- _What you should do_
What number of lines in the entries below include the string "days"? Respond with that number alone.

════

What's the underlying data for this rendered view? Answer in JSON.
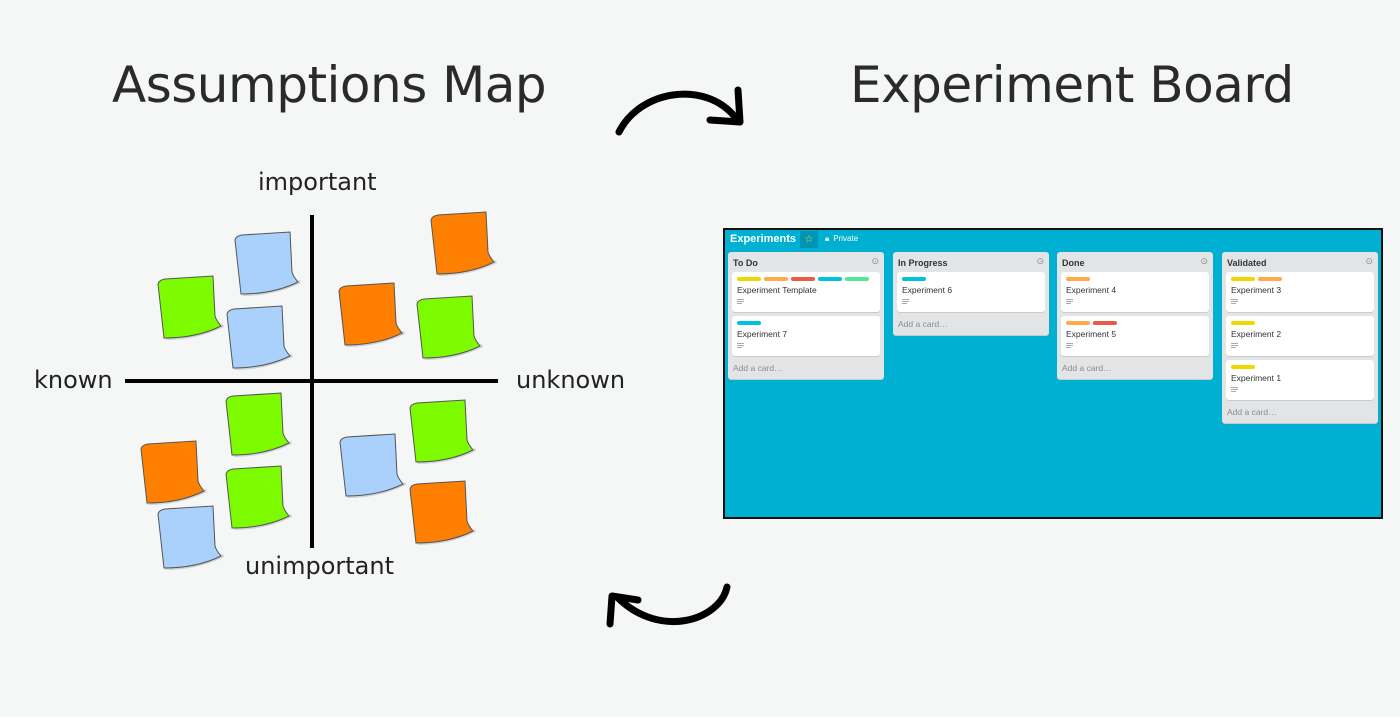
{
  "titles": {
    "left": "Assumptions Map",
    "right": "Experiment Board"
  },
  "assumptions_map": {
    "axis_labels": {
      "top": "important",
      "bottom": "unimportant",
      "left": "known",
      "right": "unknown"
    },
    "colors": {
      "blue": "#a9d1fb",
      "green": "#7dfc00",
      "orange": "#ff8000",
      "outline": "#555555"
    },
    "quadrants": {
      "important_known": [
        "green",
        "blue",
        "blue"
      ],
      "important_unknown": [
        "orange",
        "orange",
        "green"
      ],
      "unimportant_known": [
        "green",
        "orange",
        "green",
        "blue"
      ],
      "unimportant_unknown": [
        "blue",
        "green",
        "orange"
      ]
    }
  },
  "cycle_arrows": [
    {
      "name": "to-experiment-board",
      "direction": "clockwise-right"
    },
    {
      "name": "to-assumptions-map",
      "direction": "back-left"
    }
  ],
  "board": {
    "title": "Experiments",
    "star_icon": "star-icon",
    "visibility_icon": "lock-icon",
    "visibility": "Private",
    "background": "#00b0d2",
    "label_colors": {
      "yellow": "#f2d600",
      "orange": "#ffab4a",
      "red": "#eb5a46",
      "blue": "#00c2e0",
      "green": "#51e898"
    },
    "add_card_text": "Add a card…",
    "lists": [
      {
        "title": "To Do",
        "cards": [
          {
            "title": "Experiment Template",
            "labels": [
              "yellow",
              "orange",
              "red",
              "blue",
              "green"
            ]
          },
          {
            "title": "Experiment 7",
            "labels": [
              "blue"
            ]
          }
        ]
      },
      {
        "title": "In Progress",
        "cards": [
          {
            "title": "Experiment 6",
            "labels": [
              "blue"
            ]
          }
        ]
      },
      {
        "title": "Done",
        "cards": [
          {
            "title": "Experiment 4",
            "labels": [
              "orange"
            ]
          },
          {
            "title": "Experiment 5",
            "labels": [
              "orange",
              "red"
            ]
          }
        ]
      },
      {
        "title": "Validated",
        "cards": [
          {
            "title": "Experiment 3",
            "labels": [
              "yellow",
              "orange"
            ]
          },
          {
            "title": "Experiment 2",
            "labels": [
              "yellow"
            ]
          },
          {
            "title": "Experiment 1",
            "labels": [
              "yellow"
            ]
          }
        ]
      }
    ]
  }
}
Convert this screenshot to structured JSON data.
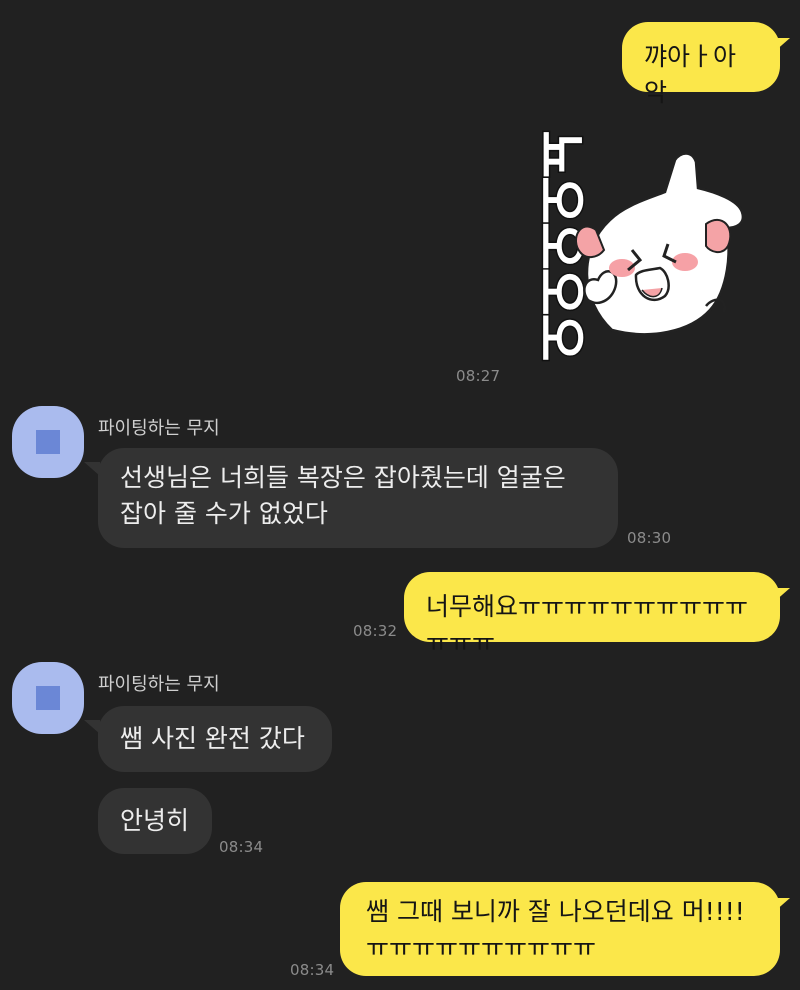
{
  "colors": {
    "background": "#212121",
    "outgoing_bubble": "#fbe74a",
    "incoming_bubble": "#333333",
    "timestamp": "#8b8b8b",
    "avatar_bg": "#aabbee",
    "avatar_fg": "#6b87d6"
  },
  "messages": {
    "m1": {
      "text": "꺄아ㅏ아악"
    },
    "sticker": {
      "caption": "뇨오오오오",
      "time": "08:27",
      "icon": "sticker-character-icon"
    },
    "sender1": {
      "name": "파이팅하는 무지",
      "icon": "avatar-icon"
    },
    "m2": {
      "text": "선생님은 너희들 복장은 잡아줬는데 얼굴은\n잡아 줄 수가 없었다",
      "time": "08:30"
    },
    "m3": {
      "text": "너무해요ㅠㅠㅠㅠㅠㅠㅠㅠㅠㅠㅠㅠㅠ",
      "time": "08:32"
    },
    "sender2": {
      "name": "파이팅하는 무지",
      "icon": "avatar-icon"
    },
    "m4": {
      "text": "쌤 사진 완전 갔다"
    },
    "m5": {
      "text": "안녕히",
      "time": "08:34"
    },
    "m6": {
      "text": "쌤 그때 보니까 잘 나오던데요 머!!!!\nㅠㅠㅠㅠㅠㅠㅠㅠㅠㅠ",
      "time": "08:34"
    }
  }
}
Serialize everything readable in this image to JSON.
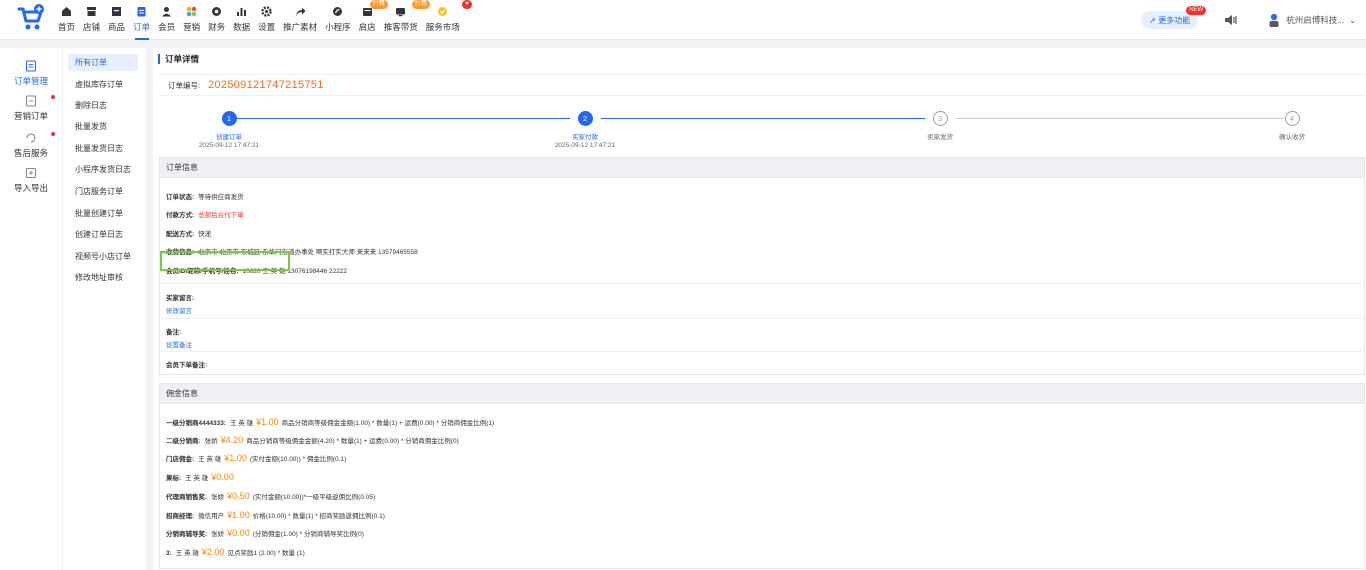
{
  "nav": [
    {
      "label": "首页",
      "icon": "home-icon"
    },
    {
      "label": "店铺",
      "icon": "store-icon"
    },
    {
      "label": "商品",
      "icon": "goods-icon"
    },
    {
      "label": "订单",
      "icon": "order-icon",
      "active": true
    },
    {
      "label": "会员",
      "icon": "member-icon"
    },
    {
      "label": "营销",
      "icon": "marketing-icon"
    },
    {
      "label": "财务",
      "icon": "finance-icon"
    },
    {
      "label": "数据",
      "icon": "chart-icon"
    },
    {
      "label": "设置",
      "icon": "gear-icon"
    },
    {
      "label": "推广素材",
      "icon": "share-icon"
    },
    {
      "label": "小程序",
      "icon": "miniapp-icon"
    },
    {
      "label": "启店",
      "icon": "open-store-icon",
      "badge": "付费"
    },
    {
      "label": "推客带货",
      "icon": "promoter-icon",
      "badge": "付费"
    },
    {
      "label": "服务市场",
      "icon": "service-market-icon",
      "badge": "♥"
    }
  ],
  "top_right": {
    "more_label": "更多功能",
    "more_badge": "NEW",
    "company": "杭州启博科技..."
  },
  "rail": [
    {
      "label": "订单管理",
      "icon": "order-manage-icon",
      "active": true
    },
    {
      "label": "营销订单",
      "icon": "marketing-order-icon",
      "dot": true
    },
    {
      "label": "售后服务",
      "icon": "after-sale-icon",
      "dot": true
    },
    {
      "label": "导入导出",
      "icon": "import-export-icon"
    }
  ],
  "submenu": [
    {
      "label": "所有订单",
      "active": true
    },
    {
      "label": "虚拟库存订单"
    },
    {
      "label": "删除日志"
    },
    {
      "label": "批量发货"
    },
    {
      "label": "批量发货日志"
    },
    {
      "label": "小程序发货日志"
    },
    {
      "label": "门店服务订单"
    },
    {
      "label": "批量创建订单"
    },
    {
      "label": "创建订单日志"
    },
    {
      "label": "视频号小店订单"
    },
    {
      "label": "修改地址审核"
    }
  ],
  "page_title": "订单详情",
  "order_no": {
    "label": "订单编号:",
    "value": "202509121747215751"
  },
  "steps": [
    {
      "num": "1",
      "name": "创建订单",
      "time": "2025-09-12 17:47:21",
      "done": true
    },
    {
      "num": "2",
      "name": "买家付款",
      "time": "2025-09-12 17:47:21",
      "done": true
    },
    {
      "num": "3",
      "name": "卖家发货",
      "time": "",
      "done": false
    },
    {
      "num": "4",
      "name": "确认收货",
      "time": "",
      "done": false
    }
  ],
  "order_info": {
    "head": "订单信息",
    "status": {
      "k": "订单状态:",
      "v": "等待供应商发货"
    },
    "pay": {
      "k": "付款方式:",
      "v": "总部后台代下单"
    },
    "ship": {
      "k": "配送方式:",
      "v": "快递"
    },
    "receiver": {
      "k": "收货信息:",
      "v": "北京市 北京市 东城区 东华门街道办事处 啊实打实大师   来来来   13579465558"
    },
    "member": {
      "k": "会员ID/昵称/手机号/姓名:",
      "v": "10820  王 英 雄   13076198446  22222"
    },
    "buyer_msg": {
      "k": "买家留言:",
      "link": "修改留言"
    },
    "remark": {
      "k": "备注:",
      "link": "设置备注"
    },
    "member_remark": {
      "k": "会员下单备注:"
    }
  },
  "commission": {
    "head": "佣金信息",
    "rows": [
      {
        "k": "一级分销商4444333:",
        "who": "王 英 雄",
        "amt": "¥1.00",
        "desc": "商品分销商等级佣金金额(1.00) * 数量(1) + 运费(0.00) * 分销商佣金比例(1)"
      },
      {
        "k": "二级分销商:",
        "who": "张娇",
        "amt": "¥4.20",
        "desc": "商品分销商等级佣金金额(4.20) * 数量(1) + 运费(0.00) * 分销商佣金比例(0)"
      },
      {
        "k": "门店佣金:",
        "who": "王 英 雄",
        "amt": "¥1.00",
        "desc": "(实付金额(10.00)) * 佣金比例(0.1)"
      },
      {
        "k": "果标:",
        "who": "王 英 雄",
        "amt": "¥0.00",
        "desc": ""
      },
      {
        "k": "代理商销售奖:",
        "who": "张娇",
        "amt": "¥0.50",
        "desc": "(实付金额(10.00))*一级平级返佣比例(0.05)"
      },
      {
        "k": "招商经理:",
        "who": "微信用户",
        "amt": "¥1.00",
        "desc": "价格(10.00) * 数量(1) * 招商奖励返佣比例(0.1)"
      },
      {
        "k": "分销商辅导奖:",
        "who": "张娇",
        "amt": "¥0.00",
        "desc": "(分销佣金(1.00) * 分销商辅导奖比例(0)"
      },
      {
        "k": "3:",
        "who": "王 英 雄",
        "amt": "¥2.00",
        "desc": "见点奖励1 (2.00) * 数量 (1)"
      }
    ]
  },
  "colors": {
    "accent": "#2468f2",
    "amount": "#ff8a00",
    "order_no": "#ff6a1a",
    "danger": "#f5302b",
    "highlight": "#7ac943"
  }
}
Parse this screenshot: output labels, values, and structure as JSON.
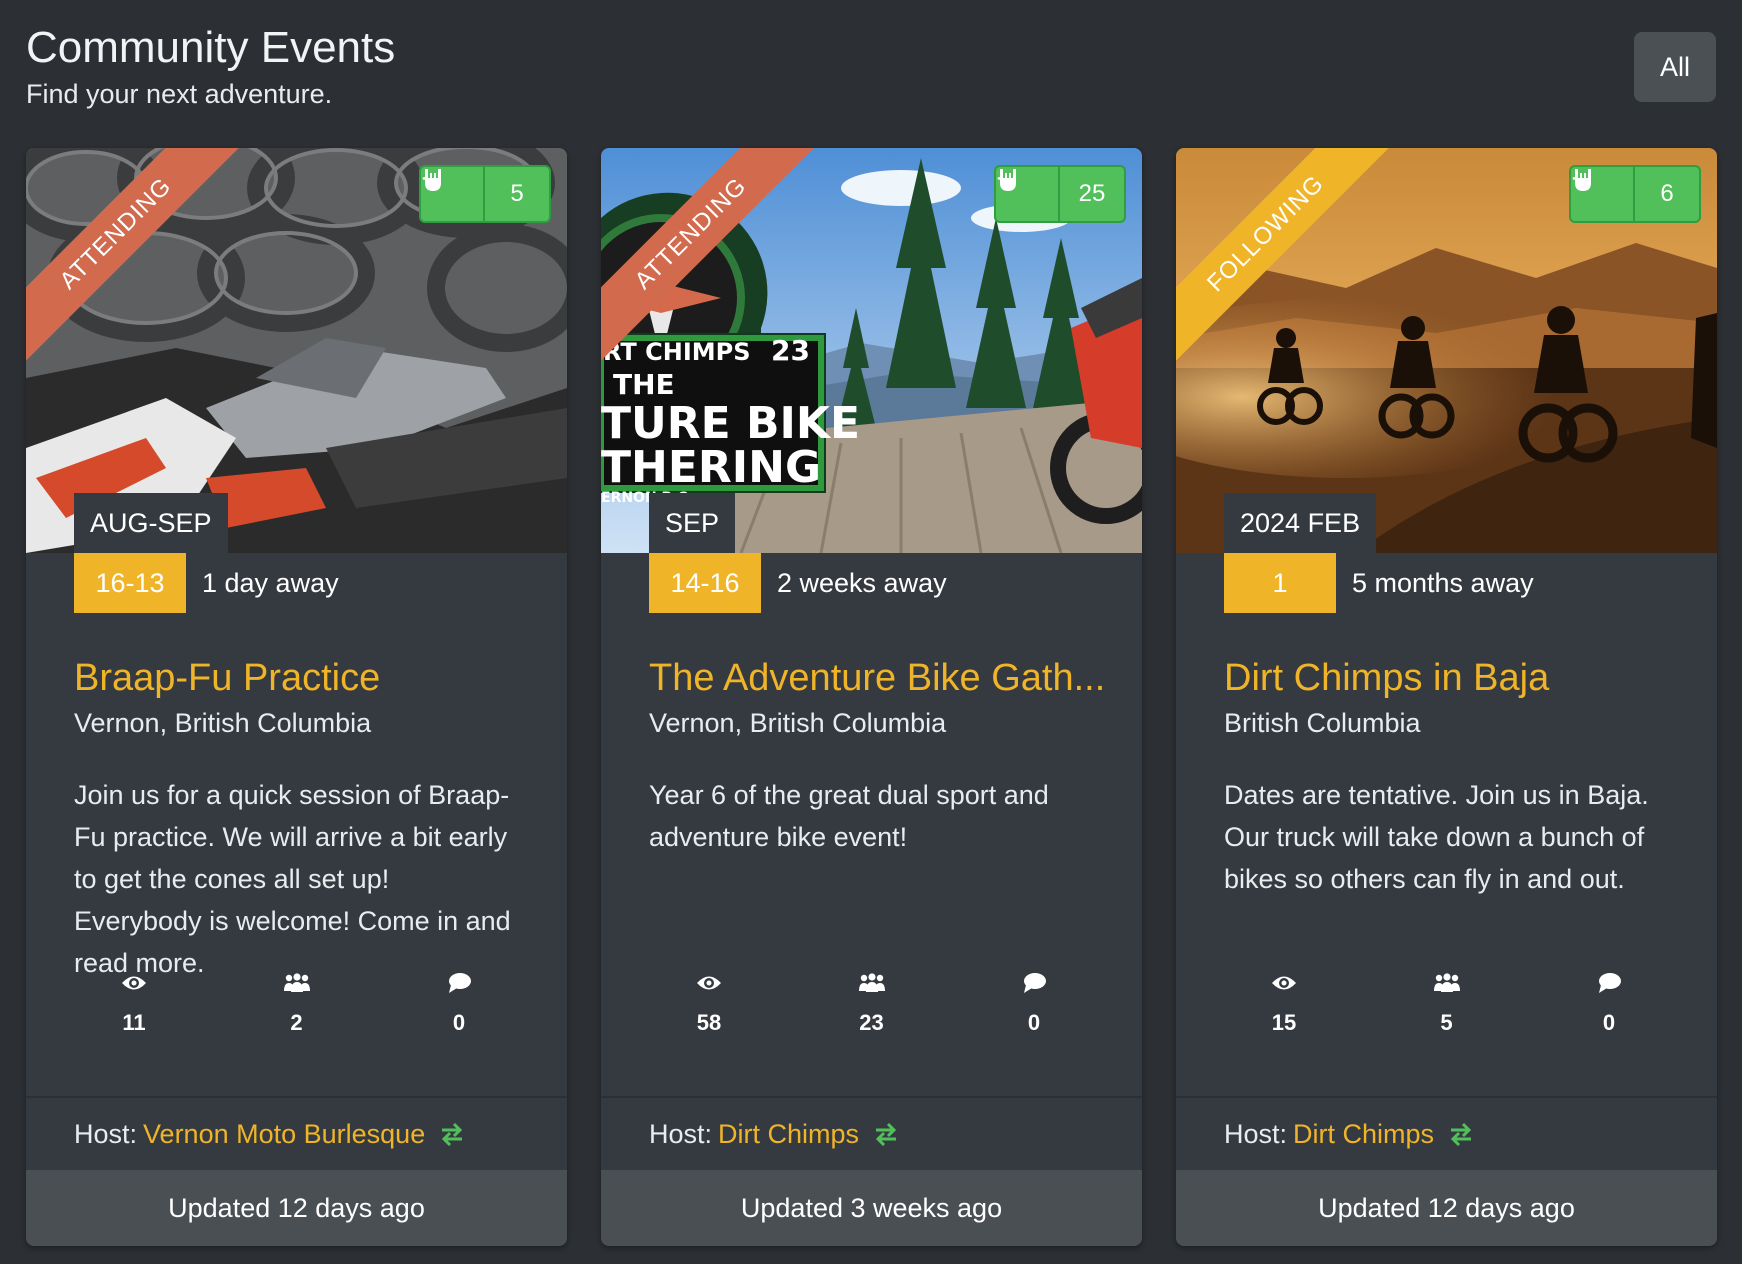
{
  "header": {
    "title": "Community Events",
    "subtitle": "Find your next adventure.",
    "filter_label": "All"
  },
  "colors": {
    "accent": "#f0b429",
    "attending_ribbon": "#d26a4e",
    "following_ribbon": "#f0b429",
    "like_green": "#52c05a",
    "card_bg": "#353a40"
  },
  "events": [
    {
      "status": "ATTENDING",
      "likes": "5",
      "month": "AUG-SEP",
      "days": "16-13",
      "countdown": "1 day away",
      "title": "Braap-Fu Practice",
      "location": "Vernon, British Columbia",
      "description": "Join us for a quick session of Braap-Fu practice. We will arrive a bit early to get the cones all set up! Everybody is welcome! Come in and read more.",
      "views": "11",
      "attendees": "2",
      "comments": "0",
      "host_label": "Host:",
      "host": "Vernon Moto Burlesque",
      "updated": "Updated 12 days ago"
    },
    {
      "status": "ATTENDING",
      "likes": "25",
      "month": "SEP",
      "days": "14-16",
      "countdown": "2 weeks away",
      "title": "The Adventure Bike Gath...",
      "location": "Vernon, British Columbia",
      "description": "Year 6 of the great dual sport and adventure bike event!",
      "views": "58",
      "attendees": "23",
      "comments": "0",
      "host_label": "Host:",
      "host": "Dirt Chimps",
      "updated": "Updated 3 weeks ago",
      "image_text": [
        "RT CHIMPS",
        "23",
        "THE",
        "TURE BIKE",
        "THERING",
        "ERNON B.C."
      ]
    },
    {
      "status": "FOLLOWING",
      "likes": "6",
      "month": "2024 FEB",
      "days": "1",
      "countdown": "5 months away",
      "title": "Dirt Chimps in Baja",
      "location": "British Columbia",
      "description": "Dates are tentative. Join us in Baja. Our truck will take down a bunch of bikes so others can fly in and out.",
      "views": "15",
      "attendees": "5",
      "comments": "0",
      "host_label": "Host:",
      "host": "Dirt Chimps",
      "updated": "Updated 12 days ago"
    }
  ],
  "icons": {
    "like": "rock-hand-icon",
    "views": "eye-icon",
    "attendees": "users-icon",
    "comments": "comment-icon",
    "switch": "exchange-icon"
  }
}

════

- _Result of this exercise_
5